But the Appeals Chamber, in its March 21, 2023 decision, granted the victims’ request to participate in the proceedings. The victims were then directed to submit representations to the Appeals Chamber, with the assistance of their legal representatives. The Victims Participation and Reparations Section is also instructed to transmit a report of the representations by May 22.
“The Appeals Chamber is not persuaded that all filings concerning (the) victims should be notified to the Philippines. It recalls that, pursuant to article 68(1) of the Statute, ‘[t]he Court shall take appropriate measures to protect the safety, physical and psychological well-being, dignity and privacy of victims and witnesses,’” the decision read.
“It also recalls that, pursuant to regulation 42(1) of the Regulations, ‘[p]rotective measures once ordered in any proceedings in respect of a victim […] shall continue to have full force and effect in relation to any other proceedings before the Court’. Therefore, to the extent that the Philippines seeks to gain access to identifying information about victims, the Appeals Chamber notes that it would not be appropriate to grant the request in this regard,” it added.
It was in 2018 when families of victims of Duterte’s so-called “war on drugs” filed a complaint at the ICC. They lament that justice is elusive, and that they can only attain justice through the ICC.
Read: Why kin of drug war victims charged Duterte for mass murder before ICC

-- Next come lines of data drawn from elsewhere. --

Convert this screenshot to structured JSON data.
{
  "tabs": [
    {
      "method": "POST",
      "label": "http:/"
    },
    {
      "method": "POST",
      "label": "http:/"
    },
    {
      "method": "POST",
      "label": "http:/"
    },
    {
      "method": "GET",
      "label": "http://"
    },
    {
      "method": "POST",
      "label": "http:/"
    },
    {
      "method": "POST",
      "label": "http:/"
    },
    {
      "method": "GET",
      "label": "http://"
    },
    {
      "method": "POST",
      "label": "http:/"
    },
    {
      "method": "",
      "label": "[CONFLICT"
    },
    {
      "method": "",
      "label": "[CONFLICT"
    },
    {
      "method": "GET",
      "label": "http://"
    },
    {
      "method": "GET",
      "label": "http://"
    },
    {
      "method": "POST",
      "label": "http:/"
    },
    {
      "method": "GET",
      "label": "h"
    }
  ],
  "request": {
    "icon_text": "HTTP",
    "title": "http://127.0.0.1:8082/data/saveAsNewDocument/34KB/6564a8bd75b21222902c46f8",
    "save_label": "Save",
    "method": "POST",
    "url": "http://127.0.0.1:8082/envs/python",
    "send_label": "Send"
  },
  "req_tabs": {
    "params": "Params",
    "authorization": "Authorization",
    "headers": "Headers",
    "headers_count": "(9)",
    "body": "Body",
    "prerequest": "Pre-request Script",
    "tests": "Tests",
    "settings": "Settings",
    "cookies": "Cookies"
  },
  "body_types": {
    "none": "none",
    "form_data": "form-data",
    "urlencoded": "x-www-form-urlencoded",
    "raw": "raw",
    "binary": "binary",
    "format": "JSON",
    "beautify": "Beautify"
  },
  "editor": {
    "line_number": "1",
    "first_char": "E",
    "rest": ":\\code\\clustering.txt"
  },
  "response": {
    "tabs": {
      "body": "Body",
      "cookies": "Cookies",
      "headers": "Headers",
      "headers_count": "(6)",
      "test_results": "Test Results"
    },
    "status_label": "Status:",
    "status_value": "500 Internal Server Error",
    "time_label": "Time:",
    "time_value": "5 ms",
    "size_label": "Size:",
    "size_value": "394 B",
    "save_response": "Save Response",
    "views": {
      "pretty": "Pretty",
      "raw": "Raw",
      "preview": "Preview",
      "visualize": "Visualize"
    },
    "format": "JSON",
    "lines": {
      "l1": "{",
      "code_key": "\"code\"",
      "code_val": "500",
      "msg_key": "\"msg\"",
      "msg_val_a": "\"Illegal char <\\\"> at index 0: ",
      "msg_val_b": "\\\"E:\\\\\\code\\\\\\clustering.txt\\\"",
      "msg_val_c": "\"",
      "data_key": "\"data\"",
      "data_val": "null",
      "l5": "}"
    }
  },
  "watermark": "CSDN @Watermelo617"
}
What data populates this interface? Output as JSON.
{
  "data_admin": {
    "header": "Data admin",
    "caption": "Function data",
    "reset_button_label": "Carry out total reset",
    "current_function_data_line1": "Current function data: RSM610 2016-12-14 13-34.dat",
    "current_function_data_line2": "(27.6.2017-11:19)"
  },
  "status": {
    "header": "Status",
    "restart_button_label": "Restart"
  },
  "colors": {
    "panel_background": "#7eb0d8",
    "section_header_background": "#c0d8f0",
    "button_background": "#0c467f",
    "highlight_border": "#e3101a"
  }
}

After finding a reasonable basis to probe the drug-related killings, then ICC Prosecutor Fatou Bensouda said there is reasonable basis to believe that crime against humanity has been committed in the Philippines under the context of Duterte’s campaign against illegal drugs.
The ICC is looking into the cases of drug-related killings between Nov. 1, 2011 and March 16, 2019, when the Philippines was still party to the Rome Statute.
In a television interview, former Bayan Muna representatives and human rights lawyer Neri Colmenares said they welcome the decision of the Appeals Chamber. While the Philippine government has been adamant that it will not cooperate with the ICC investigation, Colmenares said there are many ways that the ICC can investigate and talk with the witnesses and families.
Colmenares is among the lawyers who assisted families of victims of drug-related killings. (RTS, RVO)